◆ Problem:
Using the string "Работы" as the key, pull each matching line out of the records below.

════════════════════

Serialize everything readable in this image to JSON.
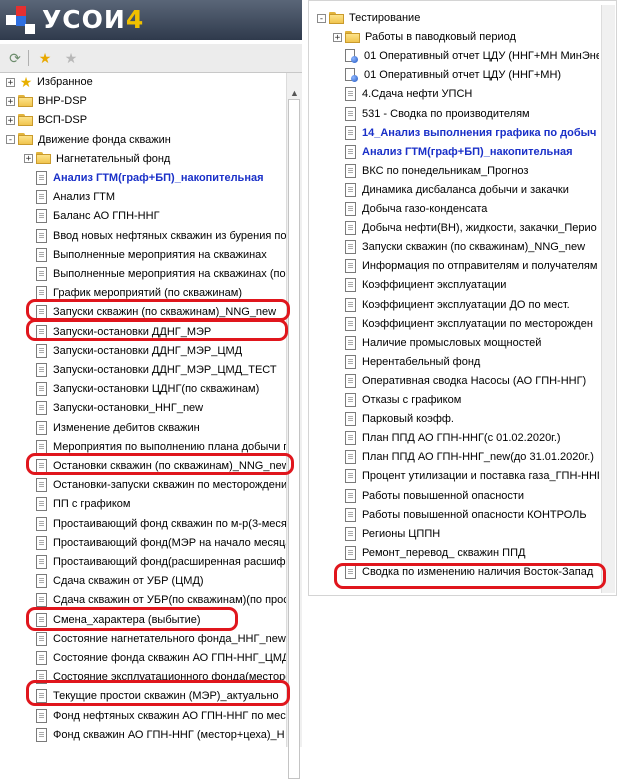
{
  "app": {
    "title": "УСОИ",
    "version": "4"
  },
  "toolbar": {
    "refresh_icon": "refresh-icon",
    "add_favorite_icon": "add-favorite-icon",
    "remove_favorite_icon": "remove-favorite-icon"
  },
  "left_tree": [
    {
      "label": "Избранное",
      "type": "star",
      "level": 0,
      "expander": "+"
    },
    {
      "label": "ВНР-DSP",
      "type": "folder",
      "level": 0,
      "expander": "+"
    },
    {
      "label": "ВСП-DSP",
      "type": "folder",
      "level": 0,
      "expander": "+"
    },
    {
      "label": "Движение фонда скважин",
      "type": "folder",
      "level": 0,
      "expander": "−"
    },
    {
      "label": "Нагнетательный фонд",
      "type": "folder",
      "level": 1,
      "expander": "+"
    },
    {
      "label": "Анализ ГТМ(граф+БП)_накопительная",
      "type": "doc",
      "level": 1,
      "style": "blue"
    },
    {
      "label": "Анализ ГТМ",
      "type": "doc",
      "level": 1
    },
    {
      "label": "Баланс АО ГПН-ННГ",
      "type": "doc",
      "level": 1
    },
    {
      "label": "Ввод новых нефтяных скважин из бурения по",
      "type": "doc",
      "level": 1
    },
    {
      "label": "Выполненные мероприятия на скважинах",
      "type": "doc",
      "level": 1
    },
    {
      "label": "Выполненные мероприятия на скважинах (по",
      "type": "doc",
      "level": 1
    },
    {
      "label": "График мероприятий (по скважинам)",
      "type": "doc",
      "level": 1
    },
    {
      "label": "Запуски скважин (по скважинам)_NNG_new",
      "type": "doc",
      "level": 1
    },
    {
      "label": "Запуски-остановки ДДНГ_МЭР",
      "type": "doc",
      "level": 1
    },
    {
      "label": "Запуски-остановки ДДНГ_МЭР_ЦМД",
      "type": "doc",
      "level": 1
    },
    {
      "label": "Запуски-остановки ДДНГ_МЭР_ЦМД_ТЕСТ",
      "type": "doc",
      "level": 1
    },
    {
      "label": "Запуски-остановки ЦДНГ(по скважинам)",
      "type": "doc",
      "level": 1
    },
    {
      "label": "Запуски-остановки_ННГ_new",
      "type": "doc",
      "level": 1
    },
    {
      "label": "Изменение дебитов скважин",
      "type": "doc",
      "level": 1
    },
    {
      "label": "Мероприятия по выполнению плана добычи по",
      "type": "doc",
      "level": 1
    },
    {
      "label": "Остановки скважин (по скважинам)_NNG_new",
      "type": "doc",
      "level": 1
    },
    {
      "label": "Остановки-запуски скважин по месторождения",
      "type": "doc",
      "level": 1
    },
    {
      "label": "ПП с графиком",
      "type": "doc",
      "level": 1
    },
    {
      "label": "Простаивающий фонд скважин по м-р(3-меся",
      "type": "doc",
      "level": 1
    },
    {
      "label": "Простаивающий фонд(МЭР на начало месяца)",
      "type": "doc",
      "level": 1
    },
    {
      "label": "Простаивающий фонд(расширенная расшифров",
      "type": "doc",
      "level": 1
    },
    {
      "label": "Сдача скважин от УБР (ЦМД)",
      "type": "doc",
      "level": 1
    },
    {
      "label": "Сдача скважин от УБР(по скважинам)(по прос",
      "type": "doc",
      "level": 1
    },
    {
      "label": "Смена_характера (выбытие)",
      "type": "doc",
      "level": 1
    },
    {
      "label": "Состояние нагнетательного фонда_ННГ_new",
      "type": "doc",
      "level": 1
    },
    {
      "label": "Состояние фонда скважин АО ГПН-ННГ_ЦМД",
      "type": "doc",
      "level": 1
    },
    {
      "label": "Состояние эксплуатационного фонда(месторож",
      "type": "doc",
      "level": 1
    },
    {
      "label": "Текущие простои скважин (МЭР)_актуально",
      "type": "doc",
      "level": 1
    },
    {
      "label": "Фонд нефтяных скважин АО ГПН-ННГ по мест",
      "type": "doc",
      "level": 1
    },
    {
      "label": "Фонд скважин АО ГПН-ННГ (местор+цеха)_Н",
      "type": "doc",
      "level": 1
    }
  ],
  "right_tree": [
    {
      "label": "Тестирование",
      "type": "folder",
      "level": 0,
      "expander": "−"
    },
    {
      "label": "Работы в паводковый период",
      "type": "folder",
      "level": 1,
      "expander": "+"
    },
    {
      "label": "01 Оперативный отчет ЦДУ (ННГ+МН МинЭне",
      "type": "docg",
      "level": 1
    },
    {
      "label": "01 Оперативный отчет ЦДУ (ННГ+МН)",
      "type": "docg",
      "level": 1
    },
    {
      "label": "4.Сдача нефти УПСН",
      "type": "doc",
      "level": 1
    },
    {
      "label": "531 - Сводка по производителям",
      "type": "doc",
      "level": 1
    },
    {
      "label": "14_Анализ выполнения графика по добыч",
      "type": "doc",
      "level": 1,
      "style": "blue"
    },
    {
      "label": "Анализ ГТМ(граф+БП)_накопительная",
      "type": "doc",
      "level": 1,
      "style": "blue"
    },
    {
      "label": "ВКС по понедельникам_Прогноз",
      "type": "doc",
      "level": 1
    },
    {
      "label": "Динамика дисбаланса добычи и закачки",
      "type": "doc",
      "level": 1
    },
    {
      "label": "Добыча газо-конденсата",
      "type": "doc",
      "level": 1
    },
    {
      "label": "Добыча нефти(ВН), жидкости, закачки_Перио",
      "type": "doc",
      "level": 1
    },
    {
      "label": "Запуски скважин (по скважинам)_NNG_new",
      "type": "doc",
      "level": 1
    },
    {
      "label": "Информация по отправителям и получателям",
      "type": "doc",
      "level": 1
    },
    {
      "label": "Коэффициент эксплуатации",
      "type": "doc",
      "level": 1
    },
    {
      "label": "Коэффициент эксплуатации ДО по мест.",
      "type": "doc",
      "level": 1
    },
    {
      "label": "Коэффициент эксплуатации по месторожден",
      "type": "doc",
      "level": 1
    },
    {
      "label": "Наличие промысловых мощностей",
      "type": "doc",
      "level": 1
    },
    {
      "label": "Нерентабельный фонд",
      "type": "doc",
      "level": 1
    },
    {
      "label": "Оперативная сводка Насосы (АО ГПН-ННГ)",
      "type": "doc",
      "level": 1
    },
    {
      "label": "Отказы с графиком",
      "type": "doc",
      "level": 1
    },
    {
      "label": "Парковый коэфф.",
      "type": "doc",
      "level": 1
    },
    {
      "label": "План ППД АО ГПН-ННГ(с 01.02.2020г.)",
      "type": "doc",
      "level": 1
    },
    {
      "label": "План ППД АО ГПН-ННГ_new(до 31.01.2020г.)",
      "type": "doc",
      "level": 1
    },
    {
      "label": "Процент утилизации и поставка газа_ГПН-ННГ",
      "type": "doc",
      "level": 1
    },
    {
      "label": "Работы повышенной опасности",
      "type": "doc",
      "level": 1
    },
    {
      "label": "Работы повышенной опасности КОНТРОЛЬ",
      "type": "doc",
      "level": 1
    },
    {
      "label": "Регионы ЦППН",
      "type": "doc",
      "level": 1
    },
    {
      "label": "Ремонт_перевод_ скважин ППД",
      "type": "doc",
      "level": 1
    },
    {
      "label": "Сводка по изменению наличия Восток-Запад",
      "type": "doc",
      "level": 1
    }
  ],
  "highlight_color": "#e0161d",
  "link_color": "#1a30c8"
}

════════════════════

◆ Written response:
      "label": "Работы в паводковый период",
      "label": "Работы повышенной опасности",
      "label": "Работы повышенной опасности КОНТРОЛЬ",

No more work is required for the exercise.